During the night of 13 to 14 February 70 years ago today, Dresden was bombed by the Allies. Several hundred thousand bombs were dropped on a city in two 15 minute night waves of bombing and further waves the following day. 25,000 people died. Most of the mothers in a maternity hospital died, most of their babies survived because they had been evacuated earlier. The bombing caused a huge fire storm in the city and was not aimed to destroy a particular military target, it was a blanket bombing, in the spirit of what they called a few years later ‘shock and awe’.
The Allies demonstrated their power, the Nazis used it as a demonstration of the evilness of the enemy.
The news today of the commemorations made me think of what is going on today in the Middle East, in Western Ukraine, and in North West Africa.
There are people being maimed and killed in the most horrific way every second of the day.

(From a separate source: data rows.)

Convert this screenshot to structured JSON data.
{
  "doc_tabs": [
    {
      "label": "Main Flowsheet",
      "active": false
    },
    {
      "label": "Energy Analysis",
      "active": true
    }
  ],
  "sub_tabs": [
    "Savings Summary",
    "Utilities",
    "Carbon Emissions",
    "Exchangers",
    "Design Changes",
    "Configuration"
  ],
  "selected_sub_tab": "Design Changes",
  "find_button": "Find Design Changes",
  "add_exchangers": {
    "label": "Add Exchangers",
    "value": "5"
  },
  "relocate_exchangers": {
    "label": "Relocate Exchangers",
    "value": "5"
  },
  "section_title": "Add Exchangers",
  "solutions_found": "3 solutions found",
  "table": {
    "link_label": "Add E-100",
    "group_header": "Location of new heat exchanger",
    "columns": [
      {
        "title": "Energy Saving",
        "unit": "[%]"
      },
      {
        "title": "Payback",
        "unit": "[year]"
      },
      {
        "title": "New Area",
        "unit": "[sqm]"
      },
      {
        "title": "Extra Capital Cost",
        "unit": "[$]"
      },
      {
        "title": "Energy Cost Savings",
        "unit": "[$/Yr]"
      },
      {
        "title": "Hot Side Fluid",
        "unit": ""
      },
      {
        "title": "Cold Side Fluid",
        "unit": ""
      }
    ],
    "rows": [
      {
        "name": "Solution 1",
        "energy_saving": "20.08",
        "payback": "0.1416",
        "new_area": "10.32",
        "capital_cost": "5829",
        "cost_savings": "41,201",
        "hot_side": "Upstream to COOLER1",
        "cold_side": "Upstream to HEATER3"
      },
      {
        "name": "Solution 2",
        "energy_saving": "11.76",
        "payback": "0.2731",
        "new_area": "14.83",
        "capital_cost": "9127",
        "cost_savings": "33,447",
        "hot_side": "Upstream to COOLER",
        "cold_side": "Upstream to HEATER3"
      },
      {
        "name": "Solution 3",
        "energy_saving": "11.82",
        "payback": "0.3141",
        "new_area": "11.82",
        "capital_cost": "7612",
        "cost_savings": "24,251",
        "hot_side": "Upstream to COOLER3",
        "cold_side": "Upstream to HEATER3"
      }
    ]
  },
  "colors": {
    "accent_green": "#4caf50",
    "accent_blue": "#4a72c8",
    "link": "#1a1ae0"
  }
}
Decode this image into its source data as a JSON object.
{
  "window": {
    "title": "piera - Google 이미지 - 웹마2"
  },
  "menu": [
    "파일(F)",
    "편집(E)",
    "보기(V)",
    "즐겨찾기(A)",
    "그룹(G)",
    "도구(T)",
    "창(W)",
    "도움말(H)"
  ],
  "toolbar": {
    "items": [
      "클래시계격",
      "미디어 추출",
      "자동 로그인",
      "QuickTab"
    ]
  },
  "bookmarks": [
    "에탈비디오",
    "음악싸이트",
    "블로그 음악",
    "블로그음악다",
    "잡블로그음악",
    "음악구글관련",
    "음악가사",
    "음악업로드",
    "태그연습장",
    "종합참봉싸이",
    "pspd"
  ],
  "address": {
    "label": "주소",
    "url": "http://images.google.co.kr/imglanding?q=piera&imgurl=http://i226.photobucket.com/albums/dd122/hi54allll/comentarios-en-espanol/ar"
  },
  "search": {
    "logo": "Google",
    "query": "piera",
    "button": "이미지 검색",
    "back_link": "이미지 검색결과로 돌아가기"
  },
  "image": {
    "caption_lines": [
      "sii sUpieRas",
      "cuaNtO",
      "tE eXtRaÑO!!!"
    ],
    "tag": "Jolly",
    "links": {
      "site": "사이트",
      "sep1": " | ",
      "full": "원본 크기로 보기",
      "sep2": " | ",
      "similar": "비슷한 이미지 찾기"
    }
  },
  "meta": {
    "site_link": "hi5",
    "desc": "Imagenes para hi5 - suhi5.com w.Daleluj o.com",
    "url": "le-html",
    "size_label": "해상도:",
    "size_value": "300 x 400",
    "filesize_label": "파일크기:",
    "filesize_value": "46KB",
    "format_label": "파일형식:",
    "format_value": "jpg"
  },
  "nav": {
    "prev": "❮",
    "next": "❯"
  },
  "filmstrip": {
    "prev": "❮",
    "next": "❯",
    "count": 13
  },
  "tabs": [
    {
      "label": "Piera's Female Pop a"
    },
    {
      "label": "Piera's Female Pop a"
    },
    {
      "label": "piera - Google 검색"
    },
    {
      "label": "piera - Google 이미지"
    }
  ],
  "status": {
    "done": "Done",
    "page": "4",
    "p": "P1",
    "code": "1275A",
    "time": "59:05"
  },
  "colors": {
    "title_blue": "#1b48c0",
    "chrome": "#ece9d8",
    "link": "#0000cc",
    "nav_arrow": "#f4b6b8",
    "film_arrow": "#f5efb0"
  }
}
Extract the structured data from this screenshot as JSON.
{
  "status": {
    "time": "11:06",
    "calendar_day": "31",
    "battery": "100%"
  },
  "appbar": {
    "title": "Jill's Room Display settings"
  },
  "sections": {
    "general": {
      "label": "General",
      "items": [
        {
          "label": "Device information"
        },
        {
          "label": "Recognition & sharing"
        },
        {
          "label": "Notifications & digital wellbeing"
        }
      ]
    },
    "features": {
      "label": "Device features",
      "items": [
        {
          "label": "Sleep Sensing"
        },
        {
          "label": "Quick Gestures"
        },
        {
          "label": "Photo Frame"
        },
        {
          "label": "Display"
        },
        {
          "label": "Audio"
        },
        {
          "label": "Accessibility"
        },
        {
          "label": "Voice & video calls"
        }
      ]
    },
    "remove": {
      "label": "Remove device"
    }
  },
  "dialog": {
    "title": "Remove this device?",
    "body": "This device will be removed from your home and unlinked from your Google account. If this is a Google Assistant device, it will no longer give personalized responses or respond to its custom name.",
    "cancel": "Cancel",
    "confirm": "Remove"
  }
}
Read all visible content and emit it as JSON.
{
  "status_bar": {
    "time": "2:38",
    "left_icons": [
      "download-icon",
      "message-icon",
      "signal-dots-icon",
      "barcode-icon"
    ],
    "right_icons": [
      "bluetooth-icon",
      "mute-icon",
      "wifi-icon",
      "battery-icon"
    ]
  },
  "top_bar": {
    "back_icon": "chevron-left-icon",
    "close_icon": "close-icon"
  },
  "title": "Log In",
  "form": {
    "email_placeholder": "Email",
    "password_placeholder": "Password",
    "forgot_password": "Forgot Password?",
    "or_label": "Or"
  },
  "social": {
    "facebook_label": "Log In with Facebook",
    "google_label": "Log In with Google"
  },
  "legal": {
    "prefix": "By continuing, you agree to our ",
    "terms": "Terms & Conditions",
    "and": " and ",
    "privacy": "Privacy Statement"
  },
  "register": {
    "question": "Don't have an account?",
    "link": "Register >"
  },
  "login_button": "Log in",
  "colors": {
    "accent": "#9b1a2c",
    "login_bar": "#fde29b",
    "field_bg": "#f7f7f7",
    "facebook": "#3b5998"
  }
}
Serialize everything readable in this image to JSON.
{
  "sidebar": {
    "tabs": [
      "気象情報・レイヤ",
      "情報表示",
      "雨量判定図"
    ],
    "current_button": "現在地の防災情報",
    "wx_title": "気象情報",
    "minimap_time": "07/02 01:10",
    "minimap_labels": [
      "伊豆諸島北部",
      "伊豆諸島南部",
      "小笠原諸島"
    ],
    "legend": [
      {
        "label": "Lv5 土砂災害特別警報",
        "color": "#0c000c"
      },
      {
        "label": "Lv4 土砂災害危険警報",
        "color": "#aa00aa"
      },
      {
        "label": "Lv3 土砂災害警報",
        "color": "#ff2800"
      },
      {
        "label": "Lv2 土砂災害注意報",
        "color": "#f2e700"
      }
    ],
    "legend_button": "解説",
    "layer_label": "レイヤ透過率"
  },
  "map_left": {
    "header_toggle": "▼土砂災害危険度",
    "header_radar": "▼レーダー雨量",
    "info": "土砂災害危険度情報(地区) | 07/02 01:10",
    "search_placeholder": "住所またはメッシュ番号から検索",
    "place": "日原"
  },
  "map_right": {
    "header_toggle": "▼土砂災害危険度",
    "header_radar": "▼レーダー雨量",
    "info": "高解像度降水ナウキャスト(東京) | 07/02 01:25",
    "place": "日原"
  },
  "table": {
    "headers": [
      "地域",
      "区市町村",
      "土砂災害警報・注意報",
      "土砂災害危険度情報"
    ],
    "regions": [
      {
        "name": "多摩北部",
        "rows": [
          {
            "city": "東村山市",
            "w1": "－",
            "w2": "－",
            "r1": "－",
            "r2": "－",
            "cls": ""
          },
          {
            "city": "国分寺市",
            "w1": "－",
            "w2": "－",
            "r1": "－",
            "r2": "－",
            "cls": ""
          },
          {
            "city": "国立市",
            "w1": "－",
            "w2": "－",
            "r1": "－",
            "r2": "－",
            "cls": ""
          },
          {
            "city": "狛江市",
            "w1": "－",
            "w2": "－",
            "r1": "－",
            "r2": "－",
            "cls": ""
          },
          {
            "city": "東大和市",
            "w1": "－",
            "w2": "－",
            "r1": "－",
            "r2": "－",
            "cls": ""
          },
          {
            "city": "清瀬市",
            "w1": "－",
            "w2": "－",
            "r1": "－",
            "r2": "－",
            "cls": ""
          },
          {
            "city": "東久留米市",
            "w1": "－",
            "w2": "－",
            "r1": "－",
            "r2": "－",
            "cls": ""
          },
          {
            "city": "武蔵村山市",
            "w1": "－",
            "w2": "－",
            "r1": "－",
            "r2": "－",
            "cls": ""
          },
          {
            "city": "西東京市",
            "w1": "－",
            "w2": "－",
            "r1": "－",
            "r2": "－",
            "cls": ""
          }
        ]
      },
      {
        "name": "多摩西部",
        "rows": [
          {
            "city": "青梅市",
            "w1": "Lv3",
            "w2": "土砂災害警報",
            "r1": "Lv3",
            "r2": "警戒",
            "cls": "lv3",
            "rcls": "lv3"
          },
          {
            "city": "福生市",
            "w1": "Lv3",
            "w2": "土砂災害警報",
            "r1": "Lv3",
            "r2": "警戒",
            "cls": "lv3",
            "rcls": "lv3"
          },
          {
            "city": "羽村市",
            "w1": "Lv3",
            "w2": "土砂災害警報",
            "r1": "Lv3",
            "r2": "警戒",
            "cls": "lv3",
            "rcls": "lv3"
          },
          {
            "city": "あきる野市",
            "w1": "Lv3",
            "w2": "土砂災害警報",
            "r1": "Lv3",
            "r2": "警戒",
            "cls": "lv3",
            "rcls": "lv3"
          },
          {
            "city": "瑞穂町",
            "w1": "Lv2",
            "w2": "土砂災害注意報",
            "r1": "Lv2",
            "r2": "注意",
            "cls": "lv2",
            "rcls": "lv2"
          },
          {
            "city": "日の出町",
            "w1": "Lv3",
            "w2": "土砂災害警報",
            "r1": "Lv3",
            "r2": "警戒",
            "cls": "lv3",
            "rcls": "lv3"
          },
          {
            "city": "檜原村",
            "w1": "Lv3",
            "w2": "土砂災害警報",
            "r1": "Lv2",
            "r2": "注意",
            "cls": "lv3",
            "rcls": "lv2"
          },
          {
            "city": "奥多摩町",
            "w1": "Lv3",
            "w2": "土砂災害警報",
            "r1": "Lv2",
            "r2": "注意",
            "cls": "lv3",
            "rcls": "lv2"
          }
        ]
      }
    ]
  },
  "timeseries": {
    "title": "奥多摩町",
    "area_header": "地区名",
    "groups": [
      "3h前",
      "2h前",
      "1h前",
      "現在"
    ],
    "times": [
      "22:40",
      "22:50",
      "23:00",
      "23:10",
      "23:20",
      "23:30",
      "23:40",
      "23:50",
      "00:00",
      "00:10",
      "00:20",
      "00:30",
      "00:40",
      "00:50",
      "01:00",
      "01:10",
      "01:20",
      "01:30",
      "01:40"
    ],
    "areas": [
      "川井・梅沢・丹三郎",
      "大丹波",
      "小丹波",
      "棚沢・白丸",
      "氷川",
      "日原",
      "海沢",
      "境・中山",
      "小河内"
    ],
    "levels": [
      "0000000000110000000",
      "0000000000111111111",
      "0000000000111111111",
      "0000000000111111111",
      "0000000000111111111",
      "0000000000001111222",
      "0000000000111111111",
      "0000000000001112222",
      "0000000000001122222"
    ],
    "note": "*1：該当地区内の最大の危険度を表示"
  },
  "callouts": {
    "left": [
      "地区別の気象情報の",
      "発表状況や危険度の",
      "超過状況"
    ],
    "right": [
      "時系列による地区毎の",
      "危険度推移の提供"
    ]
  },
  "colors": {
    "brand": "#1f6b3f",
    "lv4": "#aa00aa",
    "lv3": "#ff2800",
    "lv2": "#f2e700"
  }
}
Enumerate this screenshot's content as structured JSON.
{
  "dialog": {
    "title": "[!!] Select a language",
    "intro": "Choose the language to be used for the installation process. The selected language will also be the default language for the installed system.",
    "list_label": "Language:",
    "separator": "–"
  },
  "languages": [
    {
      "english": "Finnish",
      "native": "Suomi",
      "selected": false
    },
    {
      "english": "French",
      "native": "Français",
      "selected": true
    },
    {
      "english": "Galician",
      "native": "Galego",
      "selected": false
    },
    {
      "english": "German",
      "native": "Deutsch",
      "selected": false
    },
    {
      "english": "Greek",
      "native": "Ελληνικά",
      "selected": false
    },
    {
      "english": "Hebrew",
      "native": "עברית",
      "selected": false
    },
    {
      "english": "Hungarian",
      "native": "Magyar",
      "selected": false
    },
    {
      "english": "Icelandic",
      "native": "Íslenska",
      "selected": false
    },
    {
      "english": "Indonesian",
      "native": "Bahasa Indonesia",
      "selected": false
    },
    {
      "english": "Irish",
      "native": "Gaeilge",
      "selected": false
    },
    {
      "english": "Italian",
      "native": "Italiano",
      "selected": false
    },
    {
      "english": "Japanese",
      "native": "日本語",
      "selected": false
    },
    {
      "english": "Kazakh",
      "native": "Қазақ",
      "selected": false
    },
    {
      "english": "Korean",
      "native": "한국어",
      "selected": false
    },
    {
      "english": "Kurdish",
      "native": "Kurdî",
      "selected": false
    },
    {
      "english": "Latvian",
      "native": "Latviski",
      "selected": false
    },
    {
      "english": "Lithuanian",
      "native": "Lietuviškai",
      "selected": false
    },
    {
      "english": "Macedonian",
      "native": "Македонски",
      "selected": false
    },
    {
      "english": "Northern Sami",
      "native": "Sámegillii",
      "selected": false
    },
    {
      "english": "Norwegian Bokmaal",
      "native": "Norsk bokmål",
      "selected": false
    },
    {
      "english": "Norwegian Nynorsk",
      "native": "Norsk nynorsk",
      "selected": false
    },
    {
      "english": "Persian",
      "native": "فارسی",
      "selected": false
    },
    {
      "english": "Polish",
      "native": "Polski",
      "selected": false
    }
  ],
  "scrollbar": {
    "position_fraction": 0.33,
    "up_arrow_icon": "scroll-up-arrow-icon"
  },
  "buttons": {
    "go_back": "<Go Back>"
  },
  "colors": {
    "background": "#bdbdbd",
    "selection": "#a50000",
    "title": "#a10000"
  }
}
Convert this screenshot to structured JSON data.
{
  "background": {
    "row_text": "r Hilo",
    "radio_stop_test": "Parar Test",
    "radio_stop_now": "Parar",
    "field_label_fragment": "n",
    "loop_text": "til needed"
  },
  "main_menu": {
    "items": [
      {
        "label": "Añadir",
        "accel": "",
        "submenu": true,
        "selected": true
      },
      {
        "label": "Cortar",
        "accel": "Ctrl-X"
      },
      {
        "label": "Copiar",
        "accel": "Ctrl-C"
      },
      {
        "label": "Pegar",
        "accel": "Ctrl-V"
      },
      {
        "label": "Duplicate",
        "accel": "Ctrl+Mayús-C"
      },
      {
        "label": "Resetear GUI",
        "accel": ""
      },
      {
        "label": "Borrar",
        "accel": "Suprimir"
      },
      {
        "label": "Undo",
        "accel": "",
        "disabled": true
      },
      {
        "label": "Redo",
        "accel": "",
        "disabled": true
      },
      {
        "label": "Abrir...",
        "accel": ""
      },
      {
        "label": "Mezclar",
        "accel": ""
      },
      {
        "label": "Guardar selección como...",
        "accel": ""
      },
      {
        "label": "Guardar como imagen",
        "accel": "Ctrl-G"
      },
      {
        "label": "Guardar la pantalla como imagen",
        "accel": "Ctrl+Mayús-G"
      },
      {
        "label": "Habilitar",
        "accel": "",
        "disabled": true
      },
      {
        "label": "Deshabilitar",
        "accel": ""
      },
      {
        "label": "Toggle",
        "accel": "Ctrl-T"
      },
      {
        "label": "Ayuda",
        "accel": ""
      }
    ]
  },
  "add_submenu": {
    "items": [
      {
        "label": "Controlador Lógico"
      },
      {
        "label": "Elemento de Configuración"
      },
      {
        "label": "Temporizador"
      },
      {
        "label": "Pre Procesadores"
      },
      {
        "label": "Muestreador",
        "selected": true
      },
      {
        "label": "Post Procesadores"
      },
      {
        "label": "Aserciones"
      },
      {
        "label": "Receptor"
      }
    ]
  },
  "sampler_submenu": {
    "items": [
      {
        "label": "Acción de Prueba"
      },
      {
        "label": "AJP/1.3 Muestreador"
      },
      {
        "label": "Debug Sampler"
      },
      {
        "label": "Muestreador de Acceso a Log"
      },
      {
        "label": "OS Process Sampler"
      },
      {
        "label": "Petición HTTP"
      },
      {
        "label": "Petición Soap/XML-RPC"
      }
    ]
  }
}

They are people with plans for their future. And then life hijacked their plans and their lives. One minute they thought they were in charge of their destiny. Next. It all goes up in smoke.
“Illusion of control’ is what psychologists call the illness some people have, i.e. they believe they are in charge.
When I was thinking about how to illustrate is, I couldn’t think of a better images…
And – I almost forgot the best thing to tell you: yesterday, his (relatively) ‘small’ physio took Pádraig, sat him up on the side of the bed, feet on the floor, lifted him up and got him to ‘stand-up’ — no lifter, no nothing, just some great support from the physio. Over weeks had we asked whether that was possible and had always been told that Pádraig was too tall to make the standup trick work without mechanical support.
They never got it, even after 14 months and more of Pádraig’s birthday coming in: there are no limits to what is possible, nothing that prevents anyone from trying, and Pádraig, well Pádraig never took ‘no’ for an answer. He knew that he couldn’t control life, but that he could always make the very best out of an even very difficult situations bestellt. And he was under no illusion about the difficulty in doing this…